Synovate has announced some big changes to its senior roster, with Debra Hall announcing her early retirement effective October 29 and long-time independent researcher Duncan Stuart joining the team in a “suitably loose role”.
After some 25 years in the local industry, Hall says she is privileged to be able to leave at the top of her game.
“I have always respected athletes who retire at their peak rather than endure a downward slide, and while I love my work, my colleagues and my clients, I also love my family and personal time, and want to focus more of my energy on them. I am in the fortunate position where I am able to retire early, knowing that the company is in excellent health and that my clients will be well looked after by a highly competent team.”
Hall, one of New Zealand’s most respected, most awarded and innovative market researchers, co-founded Research Solutions Ltd in her Pakuranga garage in 1992. She has been an integral part of the changing face of market research in New Zealand through her unique combination of intellect, pragmatism, and a willingness to “get off the fence and tell it like it is”.
Hall developed a great match of talented researchers and brave clients, with an unrivalled record in the biannual Market Research Effectiveness Awards. She was made a Fellow of the NZ Market Research Society in 2006, and is currently chairman of the board of the New Zealand Marketing Association.
The strong performance of Hall’s company made it an attractive acquisition for one of the world’s largest market research companies, Synovate, to whom she sold Research Solutions in 2007. Her expertise was highly valued by Synovate’s global operations, who quickly invited her to contribute to the company’s global brand research development team.
Many of Australasia’s best known brands have also benefited from Hall’s research nous, and there will be few people in New Zealand whose consumer experiences have not been improved in some way by Hall’s recommendations to brand and service marketers.
“Debra is the smartest and hardest working researcher I know, but in addition to this she has always placed great importance on training and mentoring other researchers, so she leaves behind a strong, smart and dedicated team,” says Synovate’s New Zealand managing director Ian Mills.
Stuart previously he worked as an independent researcher with his own firm Kudos and was the first market researcher in this country to be elected by his profession as a Fellow of the Market Research Society of New Zealand. Last year was elected as a Life Member in recognition of his contributions to the wider profession, including professional development sessions. In 2003 and 2004 he served as a judge in the NZ marketing Awards, and since the mid 1990s has won numerous awards at conferences.
“I’ve enjoyed 15 years as an independent researcher and have used those years to focus on personal professional development; exploring new ways to conduct and analyse research and better ways to push the value frontier for clients. Markets and media have changed radically in the past two decades, but I believe most researchers have not kept up.”
He says he was initially committed to remaining independent. But two things lured him to Synovate: clients that demonstrate bold thinking and the company’s desire to be the best around.
“They want to be the rock stars of research. I think their awards demonstrate that.”
Mills says Stuart’s role description is suitably loose, and is part the company’s flexible style in which expertise can freely flow.
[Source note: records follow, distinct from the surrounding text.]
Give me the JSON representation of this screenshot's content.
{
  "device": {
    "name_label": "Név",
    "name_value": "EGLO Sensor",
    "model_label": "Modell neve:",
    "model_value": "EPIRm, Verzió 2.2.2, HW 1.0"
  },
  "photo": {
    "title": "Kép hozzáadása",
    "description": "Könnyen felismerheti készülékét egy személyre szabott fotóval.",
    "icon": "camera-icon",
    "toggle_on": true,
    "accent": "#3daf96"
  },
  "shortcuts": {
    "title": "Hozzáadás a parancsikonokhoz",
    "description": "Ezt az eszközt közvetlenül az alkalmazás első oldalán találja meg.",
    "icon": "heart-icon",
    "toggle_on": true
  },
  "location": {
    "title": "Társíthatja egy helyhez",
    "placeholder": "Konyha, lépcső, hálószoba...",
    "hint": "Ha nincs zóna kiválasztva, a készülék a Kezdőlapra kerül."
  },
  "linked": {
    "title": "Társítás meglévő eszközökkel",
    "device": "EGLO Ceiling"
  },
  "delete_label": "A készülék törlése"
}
“Classic research firms have a silo structure and that’s no way to get the best thinking for the client. Duncan joins a highly interactive team of top talent. His mission is to extract as much insight as possible from any given project; to work the data in fresh ways. We can learn things from him to help us lift our game, but at the same time we’ve got the environment where he can lift his. That’s the idea: we want to push each other to new heights.”
Outside of research, Stuart is committed to the running and support of a school he helped build in Cambodia in 2005.